Lincoln’s belief that immigrants could help during the Civil War proved to be true. Many immigrant regiments gained fame for their bravery in battle. On the home front, immigrants worked to fill rolls left vacant by those away serving. President Lincoln, in his annual message in December of 1864, said, “I regard our emigrants as one of the principal replenishing streams, which are appointed by Providence to repair the ravages of internal war and its wastes of national strength and health.”


Did You Know?

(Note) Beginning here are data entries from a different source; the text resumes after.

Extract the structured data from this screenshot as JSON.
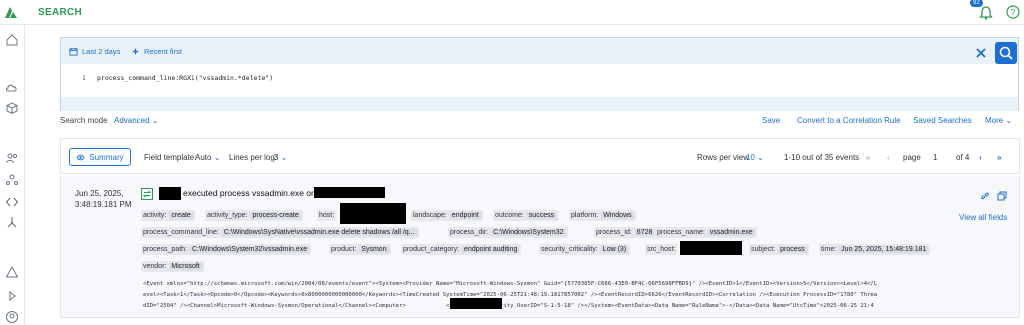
{
  "app": {
    "title": "SEARCH",
    "notification_count": "92"
  },
  "rail_icons": [
    "logo-icon",
    "home-icon",
    "cloud-icon",
    "cube-icon",
    "users-icon",
    "assets-icon",
    "code-icon",
    "network-icon",
    "alert-icon",
    "play-icon",
    "user-icon"
  ],
  "query": {
    "time_range": "Last 2 days",
    "sort_order": "Recent first",
    "line_number": "1",
    "text": "process_command_line:RGXi(\"vssadmin.*delete\")"
  },
  "mode_row": {
    "label": "Search mode",
    "value": "Advanced",
    "save": "Save",
    "convert": "Convert to a Correlation Rule",
    "saved_searches": "Saved Searches",
    "more": "More"
  },
  "toolbar": {
    "summary": "Summary",
    "field_template_label": "Field template:",
    "field_template_value": "Auto",
    "lines_per_log_label": "Lines per log:",
    "lines_per_log_value": "3",
    "rows_per_view_label": "Rows per view",
    "rows_per_view_value": "10",
    "range_text": "1-10 out of 35 events",
    "page_label": "page",
    "page_number": "1",
    "page_total": "of 4"
  },
  "event": {
    "date": "Jun 25, 2025,",
    "time": "3:48:19.181 PM",
    "title_middle": "executed process vssadmin.exe on",
    "view_all": "View all fields",
    "fields_row1": [
      {
        "k": "activity:",
        "v": "create"
      },
      {
        "k": "activity_type:",
        "v": "process-create"
      },
      {
        "k": "host:",
        "v": ""
      },
      {
        "k": "landscape:",
        "v": "endpoint"
      },
      {
        "k": "outcome:",
        "v": "success"
      },
      {
        "k": "platform:",
        "v": "Windows"
      }
    ],
    "fields_row2": [
      {
        "k": "process_command_line:",
        "v": "C:\\Windows\\SysNative\\vssadmin.exe delete shadows /all /q..."
      },
      {
        "k": "process_dir:",
        "v": "C:\\Windows\\System32"
      },
      {
        "k": "process_id:",
        "v": "6728"
      },
      {
        "k": "process_name:",
        "v": "vssadmin.exe"
      }
    ],
    "fields_row3": [
      {
        "k": "process_path:",
        "v": "C:\\Windows\\System32\\vssadmin.exe"
      },
      {
        "k": "product:",
        "v": "Sysmon"
      },
      {
        "k": "product_category:",
        "v": "endpoint auditing"
      },
      {
        "k": "security_criticality:",
        "v": "Low (3)"
      },
      {
        "k": "src_host:",
        "v": ""
      },
      {
        "k": "subject:",
        "v": "process"
      },
      {
        "k": "time:",
        "v": "Jun 25, 2025, 15:48:19.181"
      }
    ],
    "fields_row4": [
      {
        "k": "vendor:",
        "v": "Microsoft"
      }
    ],
    "raw_line1": "<Event xmlns=\"http://schemas.microsoft.com/win/2004/08/events/event\"><System><Provider Name=\"Microsoft-Windows-Sysmon\" Guid=\"{5770385F-C666-43E0-BF4C-06F5698FFBD9}\" /><EventID>1</EventID><Version>5</Version><Level>4</L",
    "raw_line2": "evel><Task>1</Task><Opcode>0</Opcode><Keywords>0x8000000000000000</Keywords><TimeCreated SystemTime=\"2025-06-25T21:48:19.1817857002\" /><EventRecordID>6626</EventRecordID><Correlation /><Execution ProcessID=\"1780\" Threa",
    "raw_line3": "dID=\"2504\" /><Channel>Microsoft-Windows-Sysmon/Operational</Channel><Computer>            </Computer><Security UserID=\"S-1-5-18\" /></System><EventData><Data Name=\"RuleName\">-</Data><Data Name=\"UtcTime\">2025-06-25 21:4"
  },
  "colors": {
    "accent": "#1d6fd1",
    "brand": "#2f9a55"
  }
}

  • New York State provided the most troops to the Union Army. The estimated number of troops is around 450,000.
  • The German Rifles, a New York regiment lead by General Louis Blenker, went to defend Washington, D.C. in July of 1861. They sang to President Lincoln outside the Whitehouse.
  • There were 36,680 German born soldiers from New York in the Union Army. Germany provided the most immigrant troops.
  • No battles of the Civil War took place in New York State.

Learning Activity

Community Connections

  • The New York Military Museum in Saratoga is filled with artifacts and documents from many different eras. Learn about your community’s contribution to the Civil War at
  • Riverside Park, Soldiers’ and Sailors’ Monument in New York City, has a monument to remember the Union Army soldiers and sailors from New York who served in the Civil War.
  • The Military History Society of Rochester offers a “glimpse into different periods” of military history with its many detailed exhibits.
  • The New York State Archives New York State Civil War Soldier Index might have information for you to find out if you have a Civil War veteran from New York in your family.